WHAT YOU NEED TO DO: Which lines in the data below contain the string "with"? Show each one.

GIVEN ENTRIES:
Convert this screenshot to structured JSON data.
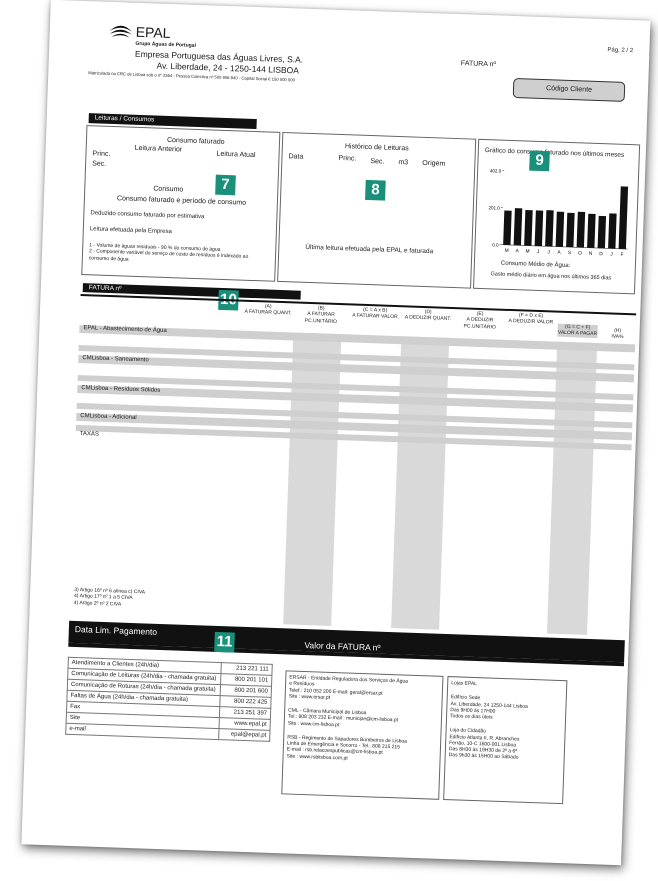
{
  "header": {
    "logo_text": "EPAL",
    "group": "Grupo Águas de Portugal",
    "company": "Empresa Portuguesa das Águas Livres, S.A.",
    "address": "Av. Liberdade, 24 - 1250-144 LISBOA",
    "registry": "Matriculada na CRC de Lisboa sob o nº 2364 - Pessoa Colectiva nº 500 906 840 - Capital Social € 150 000 000",
    "fatura_label": "FATURA nº",
    "page": "Pág. 2 / 2",
    "codigo_cliente": "Código Cliente"
  },
  "readings": {
    "bar_title": "Leituras / Consumos",
    "consumo_faturado": "Consumo faturado",
    "leitura_anterior": "Leitura Anterior",
    "leitura_atual": "Leitura Atual",
    "princ": "Princ.",
    "sec": "Sec.",
    "consumo": "Consumo",
    "consumo_periodo": "Consumo faturado e período de consumo",
    "deduzido": "Deduzido consumo faturado por estimativa",
    "leitura_empresa": "Leitura efetuada pela Empresa",
    "note1": "1 - Volume de águas residuais - 90 % do consumo de água",
    "note2": "2 - Componente variável do serviço de custo de resíduos é indexado ao consumo de água",
    "badge": "7"
  },
  "history": {
    "title": "Histórico de Leituras",
    "data": "Data",
    "princ": "Princ.",
    "sec": "Sec.",
    "m3": "m3",
    "origem": "Origem",
    "ultima": "Última leitura efetuada pela EPAL e faturada",
    "badge": "8"
  },
  "chart_box": {
    "title": "Gráfico do consumo faturado nos últimos meses",
    "consumo_medio": "Consumo Médio de Água:",
    "gasto_medio": "Gasto médio diário em água nos últimos 365 dias",
    "badge": "9"
  },
  "chart_data": {
    "type": "bar",
    "categories": [
      "M",
      "A",
      "M",
      "J",
      "J",
      "A",
      "S",
      "O",
      "N",
      "D",
      "J",
      "F"
    ],
    "values": [
      186,
      201,
      193,
      193,
      196,
      190,
      186,
      193,
      184,
      175,
      190,
      339
    ],
    "ylim": [
      0,
      402
    ],
    "yticks": [
      "0.0",
      "201.0",
      "402.0"
    ]
  },
  "invoice": {
    "bar_title": "FATURA nº",
    "badge": "10",
    "columns": [
      {
        "letter": "(A)",
        "label": "A FATURAR QUANT."
      },
      {
        "letter": "(B)",
        "label": "A FATURAR PC.UNITÁRIO"
      },
      {
        "letter": "(C = A x B)",
        "label": "A FATURAR VALOR"
      },
      {
        "letter": "(D)",
        "label": "A DEDUZIR QUANT."
      },
      {
        "letter": "(E)",
        "label": "A DEDUZIR PC.UNITÁRIO"
      },
      {
        "letter": "(F = D x E)",
        "label": "A DEDUZIR VALOR"
      },
      {
        "letter": "(G = C + F)",
        "label": "VALOR A PAGAR"
      },
      {
        "letter": "(H)",
        "label": "IVA%"
      }
    ],
    "sections": [
      "EPAL - Abastecimento de Água",
      "CMLisboa - Saneamento",
      "CMLisboa - Resíduos Sólidos",
      "CMLisboa - Adicional",
      "TAXAS"
    ],
    "footnotes": [
      "3) Artigo 16º nº 6 alínea c) CIVA",
      "4) Artigo 17º nº 1 a 5 CIVA",
      "4) Artigo 2º nº 2 CIVA"
    ]
  },
  "payment": {
    "data_lim": "Data Lim. Pagamento",
    "valor": "Valor da FATURA nº",
    "badge": "11"
  },
  "contacts": [
    {
      "label": "Atendimento a Clientes (24h/dia)",
      "value": "213 221 111"
    },
    {
      "label": "Comunicação de Leituras (24h/dia - chamada gratuita)",
      "value": "800 201 101"
    },
    {
      "label": "Comunicação de Roturas (24h/dia - chamada gratuita)",
      "value": "800 201 600"
    },
    {
      "label": "Faltas de Água (24h/dia - chamada gratuita)",
      "value": "800 222 425"
    },
    {
      "label": "Fax",
      "value": "213 251 397"
    },
    {
      "label": "Site",
      "value": "www.epal.pt"
    },
    {
      "label": "e-mail",
      "value": "epal@epal.pt"
    }
  ],
  "entities": {
    "ersar1": "ERSAR - Entidade Reguladora dos Serviços de Água",
    "ersar2": "e Resíduos",
    "ersar3": "Telef.: 210 052 200  E-mail: geral@ersar.pt",
    "ersar4": "Site : www.ersar.pt",
    "cml1": "CML - Câmara Municipal de Lisboa",
    "cml2": "Tel.: 808 203 232  E-mail : municipe@cm-lisboa.pt",
    "cml3": "Site : www.cm-lisboa.pt",
    "rsb1": "RSB - Regimento de Sapadores Bombeiros de Lisboa",
    "rsb2": "Linha de Emergência e Socorro - Tel.: 808 215 215",
    "rsb3": "E-mail : rsb.relacoespublicas@cm-lisboa.pt",
    "rsb4": "Site : www.rsblisboa.com.pt"
  },
  "lojas": {
    "title": "Lojas EPAL",
    "l1": "Edifício Sede",
    "l2": "Av. Liberdade, 24 1250-144 Lisboa",
    "l3": "Das 9H00 às 17H00",
    "l4": "Todos os dias úteis",
    "l5": "Loja do Cidadão",
    "l6": "Edifício Atlanta II, R. Abranches",
    "l7": "Ferrão, 10-C 1600-001 Lisboa",
    "l8": "Das 8H30 às 19H30 de 2ª a 6ª",
    "l9": "Das 9h30 às 15H00 ao Sábado"
  },
  "colors": {
    "badge": "#1a8f7a",
    "bar": "#111111",
    "gray": "#d9d9d9"
  }
}
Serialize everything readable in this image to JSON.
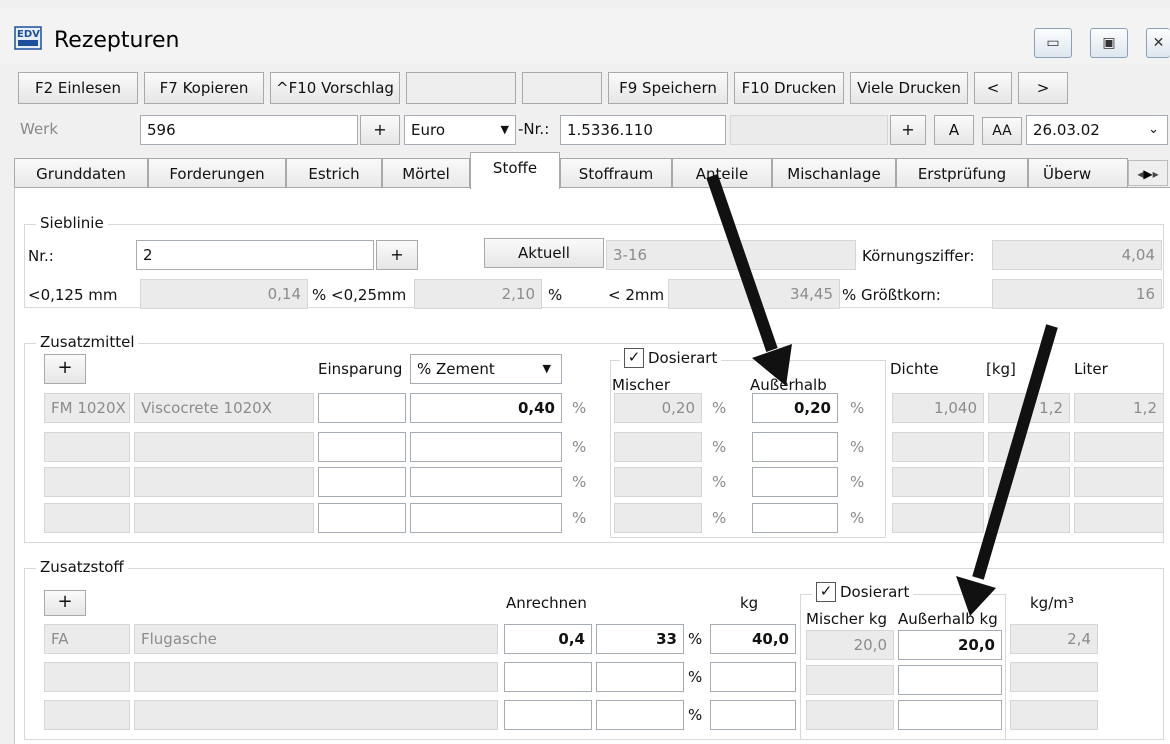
{
  "window": {
    "title": "Rezepturen",
    "icon_text": "EDV",
    "minimize": "▭",
    "maximize": "▣",
    "close": "✕"
  },
  "toolbar": {
    "einlesen": "F2 Einlesen",
    "kopieren": "F7 Kopieren",
    "vorschlag": "^F10 Vorschlag",
    "speichern": "F9 Speichern",
    "drucken": "F10 Drucken",
    "viele_drucken": "Viele Drucken",
    "prev": "<",
    "next": ">"
  },
  "header": {
    "werk_label": "Werk",
    "werk_value": "596",
    "plus": "+",
    "currency": "Euro",
    "nr_label": "-Nr.:",
    "nr_value": "1.5336.110",
    "a_label": "A",
    "aa_label": "AA",
    "date": "26.03.02"
  },
  "tabs": [
    "Grunddaten",
    "Forderungen",
    "Estrich",
    "Mörtel",
    "Stoffe",
    "Stoffraum",
    "Anteile",
    "Mischanlage",
    "Erstprüfung",
    "Überw"
  ],
  "active_tab": "Stoffe",
  "sieblinie": {
    "title": "Sieblinie",
    "nr_label": "Nr.:",
    "nr_value": "2",
    "aktuell": "Aktuell",
    "range": "3-16",
    "koernung_label": "Körnungsziffer:",
    "koernung_value": "4,04",
    "lt0125_label": "<0,125 mm",
    "lt0125_value": "0,14",
    "pct_lt025_label": "% <0,25mm",
    "lt025_value": "2,10",
    "pct": "%",
    "lt2_label": "< 2mm",
    "lt2_value": "34,45",
    "groesst_label": "% Größtkorn:",
    "groesst_value": "16"
  },
  "zusatzmittel": {
    "title": "Zusatzmittel",
    "einsparung_label": "Einsparung",
    "einsparung_select": "% Zement",
    "dosierart_label": "Dosierart",
    "mischer_label": "Mischer",
    "ausserhalb_label": "Außerhalb",
    "dichte_label": "Dichte",
    "kg_label": "[kg]",
    "liter_label": "Liter",
    "pct": "%",
    "row1": {
      "code": "FM 1020X",
      "name": "Viscocrete 1020X",
      "einsparung_value": "0,40",
      "mischer_value": "0,20",
      "ausserhalb_value": "0,20",
      "dichte": "1,040",
      "kg": "1,2",
      "liter": "1,2"
    }
  },
  "zusatzstoff": {
    "title": "Zusatzstoff",
    "anrechnen_label": "Anrechnen",
    "kg_label": "kg",
    "dosierart_label": "Dosierart",
    "mischer_kg_label": "Mischer kg",
    "ausserhalb_kg_label": "Außerhalb kg",
    "kgm3_label": "kg/m³",
    "pct": "%",
    "row1": {
      "code": "FA",
      "name": "Flugasche",
      "anrechnen_value": "0,4",
      "pct_value": "33",
      "kg_value": "40,0",
      "mischer_value": "20,0",
      "ausserhalb_value": "20,0",
      "kgm3_value": "2,4"
    }
  }
}
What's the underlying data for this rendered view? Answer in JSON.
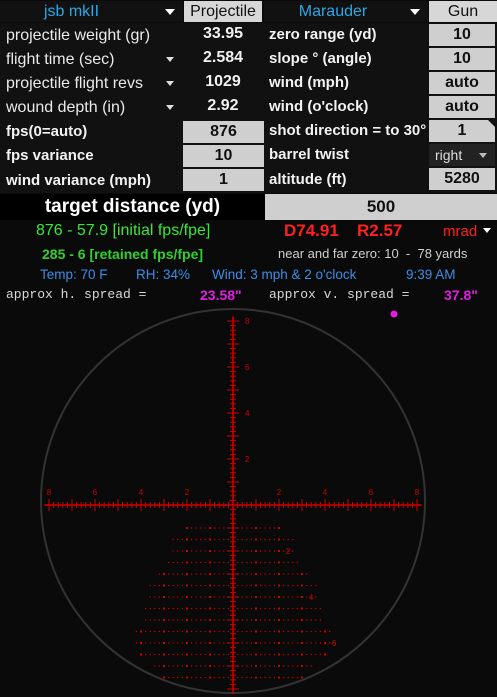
{
  "header": {
    "projectile_name": "jsb mkII",
    "projectile_tab": "Projectile",
    "gun_name": "Marauder",
    "gun_tab": "Gun"
  },
  "rows": {
    "projectile_weight": {
      "label": "projectile weight (gr)",
      "value": "33.95"
    },
    "flight_time": {
      "label": "flight time (sec)",
      "value": "2.584"
    },
    "flight_revs": {
      "label": "projectile flight revs",
      "value": "1029"
    },
    "wound_depth": {
      "label": "wound depth (in)",
      "value": "2.92"
    },
    "fps": {
      "label": "fps(0=auto)",
      "value": "876"
    },
    "fps_variance": {
      "label": "fps variance",
      "value": "10"
    },
    "wind_variance": {
      "label": "wind variance (mph)",
      "value": "1"
    }
  },
  "gun_rows": {
    "zero_range": {
      "label": "zero range (yd)",
      "value": "10"
    },
    "slope": {
      "label": "slope ° (angle)",
      "value": "10"
    },
    "wind_mph": {
      "label": "wind (mph)",
      "value": "auto"
    },
    "wind_clock": {
      "label": "wind (o'clock)",
      "value": "auto"
    },
    "shot_direction": {
      "label": "shot direction = to 30°",
      "value": "1"
    },
    "barrel_twist": {
      "label": "barrel twist",
      "value": "right"
    },
    "altitude": {
      "label": "altitude (ft)",
      "value": "5280"
    }
  },
  "target": {
    "label": "target distance (yd)",
    "value": "500"
  },
  "results": {
    "initial": "876 - 57.9 [initial fps/fpe]",
    "retained": "285 - 6 [retained fps/fpe]",
    "drop": "D74.91",
    "right": "R2.57",
    "unit": "mrad",
    "zeros": "near and far zero: 10  -  78 yards",
    "temp": "Temp: 70 F",
    "rh": "RH: 34%",
    "wind": "Wind: 3 mph & 2 o'clock",
    "time": "9:39 AM",
    "h_spread_label": "approx h. spread =",
    "h_spread_value": "23.58\"",
    "v_spread_label": "approx v. spread =",
    "v_spread_value": "37.8\""
  },
  "reticle": {
    "color": "#d00000",
    "upper_labels": [
      "8",
      "6",
      "4",
      "2"
    ],
    "horizontal_labels": [
      "8",
      "6",
      "4",
      "2",
      "2",
      "4",
      "6",
      "8"
    ],
    "lower_labels": [
      "2",
      "4",
      "6"
    ],
    "impact_color": "#e020e0"
  },
  "colors": {
    "header_blue": "#2aa8e8",
    "green": "#38e838",
    "green_dark": "#30d030",
    "red": "#ff2020",
    "info_blue": "#3c8ee8",
    "magenta": "#e020e0",
    "cell_bg": "#cfcfcf"
  }
}
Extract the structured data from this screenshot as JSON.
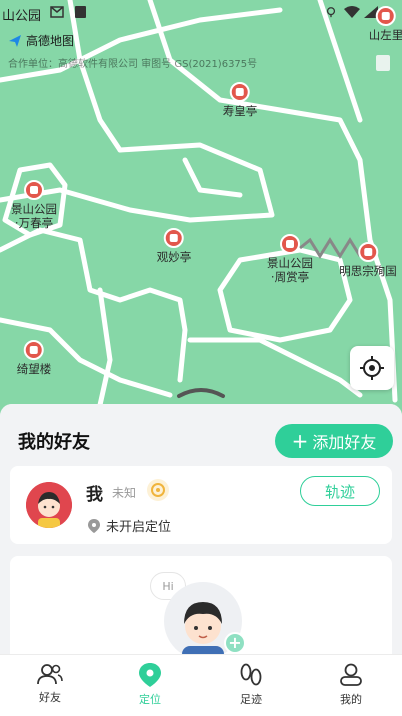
{
  "status_bar": {
    "carrier_text": "山公园"
  },
  "map": {
    "brand": "高德地图",
    "copyright": "合作单位：高德软件有限公司 审图号 GS(2021)6375号",
    "top_right_label": "山左里",
    "pois": [
      {
        "label": "寿皇亭"
      },
      {
        "label": "景山公园\n·万春亭"
      },
      {
        "label": "观妙亭"
      },
      {
        "label": "景山公园\n·周赏亭"
      },
      {
        "label": "明思宗殉国"
      },
      {
        "label": "绮望楼"
      }
    ]
  },
  "friends": {
    "title": "我的好友",
    "add_button": "添加好友",
    "me": {
      "name": "我",
      "status": "未知",
      "location_text": "未开启定位",
      "track_button": "轨迹"
    },
    "invite": {
      "hi_text": "Hi"
    }
  },
  "tabbar": {
    "items": [
      {
        "label": "好友",
        "icon": "friends-icon"
      },
      {
        "label": "定位",
        "icon": "location-pin-icon"
      },
      {
        "label": "足迹",
        "icon": "footprints-icon"
      },
      {
        "label": "我的",
        "icon": "profile-icon"
      }
    ],
    "active_index": 1
  },
  "colors": {
    "accent": "#2fcf99",
    "map_green": "#86d7a7",
    "poi_red": "#e2574c"
  }
}
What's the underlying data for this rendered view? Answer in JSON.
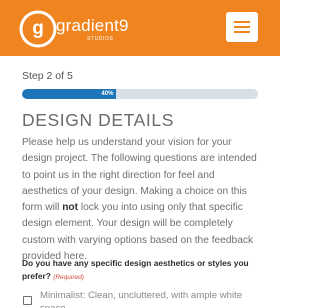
{
  "header": {
    "brand_name": "gradient9",
    "brand_sub": "STUDIOS",
    "logo_letter": "g",
    "menu_icon": "hamburger-icon",
    "colors": {
      "brand": "#f0841e",
      "white": "#ffffff"
    }
  },
  "form": {
    "step_label": "Step 2 of 5",
    "progress": {
      "percent": 40,
      "label": "40%",
      "color": "#1e76b9"
    },
    "title": "DESIGN DETAILS",
    "intro_before": "Please help us understand your vision for your design project. The following questions are intended to point us in the right direction for feel and aesthetics of your design. Making a choice on this form will ",
    "intro_bold": "not",
    "intro_after": " lock you into using only that specific design element. Your design will be completely custom with varying options based on the feedback provided here.",
    "question": "Do you have any specific design aesthetics or styles you prefer?",
    "required_label": "(Required)",
    "options": [
      {
        "label": "Minimalist: Clean, uncluttered, with ample white space",
        "checked": false
      }
    ]
  }
}
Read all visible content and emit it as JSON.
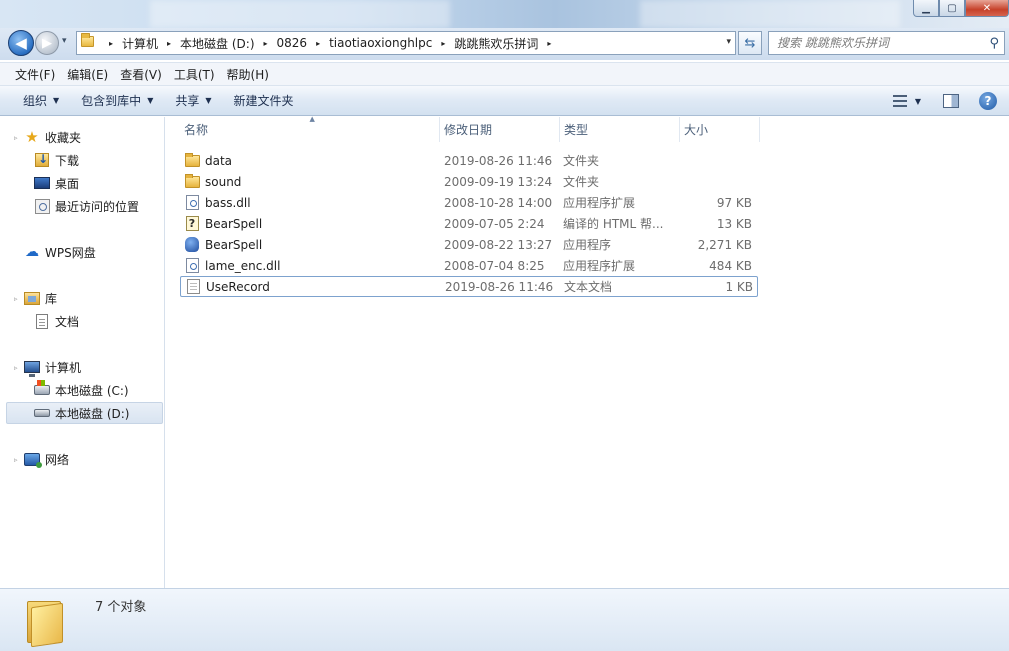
{
  "window": {
    "minimize_glyph": "▁",
    "maximize_glyph": "▢",
    "close_glyph": "✕"
  },
  "address": {
    "breadcrumbs": [
      "计算机",
      "本地磁盘 (D:)",
      "0826",
      "tiaotiaoxionghlpc",
      "跳跳熊欢乐拼词"
    ],
    "separator_glyph": "▸",
    "dropdown_glyph": "▾",
    "refresh_glyph": "⇆",
    "back_glyph": "◀",
    "forward_glyph": "▶",
    "recent_glyph": "▾"
  },
  "search": {
    "placeholder": "搜索 跳跳熊欢乐拼词",
    "icon": "search-icon",
    "icon_glyph": "⚲"
  },
  "menu": {
    "items": [
      "文件(F)",
      "编辑(E)",
      "查看(V)",
      "工具(T)",
      "帮助(H)"
    ]
  },
  "toolbar": {
    "organize": "组织",
    "include_in_library": "包含到库中",
    "share": "共享",
    "new_folder": "新建文件夹",
    "caret_glyph": "▼",
    "help_glyph": "?"
  },
  "nav": {
    "favorites": "收藏夹",
    "downloads": "下载",
    "desktop": "桌面",
    "recent": "最近访问的位置",
    "wps": "WPS网盘",
    "libraries": "库",
    "documents": "文档",
    "computer": "计算机",
    "drive_c": "本地磁盘 (C:)",
    "drive_d": "本地磁盘 (D:)",
    "network": "网络",
    "star_glyph": "★",
    "cloud_glyph": "☁",
    "expand_glyph": "▹"
  },
  "columns": {
    "name": "名称",
    "date": "修改日期",
    "type": "类型",
    "size": "大小",
    "sort_glyph": "▲"
  },
  "files": [
    {
      "name": "data",
      "date": "2019-08-26 11:46",
      "type": "文件夹",
      "size": "",
      "icon": "folder-icon"
    },
    {
      "name": "sound",
      "date": "2009-09-19 13:24",
      "type": "文件夹",
      "size": "",
      "icon": "folder-icon"
    },
    {
      "name": "bass.dll",
      "date": "2008-10-28 14:00",
      "type": "应用程序扩展",
      "size": "97 KB",
      "icon": "dll-icon"
    },
    {
      "name": "BearSpell",
      "date": "2009-07-05 2:24",
      "type": "编译的 HTML 帮...",
      "size": "13 KB",
      "icon": "help-file-icon"
    },
    {
      "name": "BearSpell",
      "date": "2009-08-22 13:27",
      "type": "应用程序",
      "size": "2,271 KB",
      "icon": "exe-icon"
    },
    {
      "name": "lame_enc.dll",
      "date": "2008-07-04 8:25",
      "type": "应用程序扩展",
      "size": "484 KB",
      "icon": "dll-icon"
    },
    {
      "name": "UseRecord",
      "date": "2019-08-26 11:46",
      "type": "文本文档",
      "size": "1 KB",
      "icon": "text-file-icon"
    }
  ],
  "status": {
    "count": "7 个对象"
  },
  "help_file_glyph": "?"
}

REPLY:
    "intro_after": " lock you into using only that specific design element. Your design will be completely custom with varying options based on the feedback provided here.",
        "label": "Minimalist: Clean, uncluttered, with ample white space",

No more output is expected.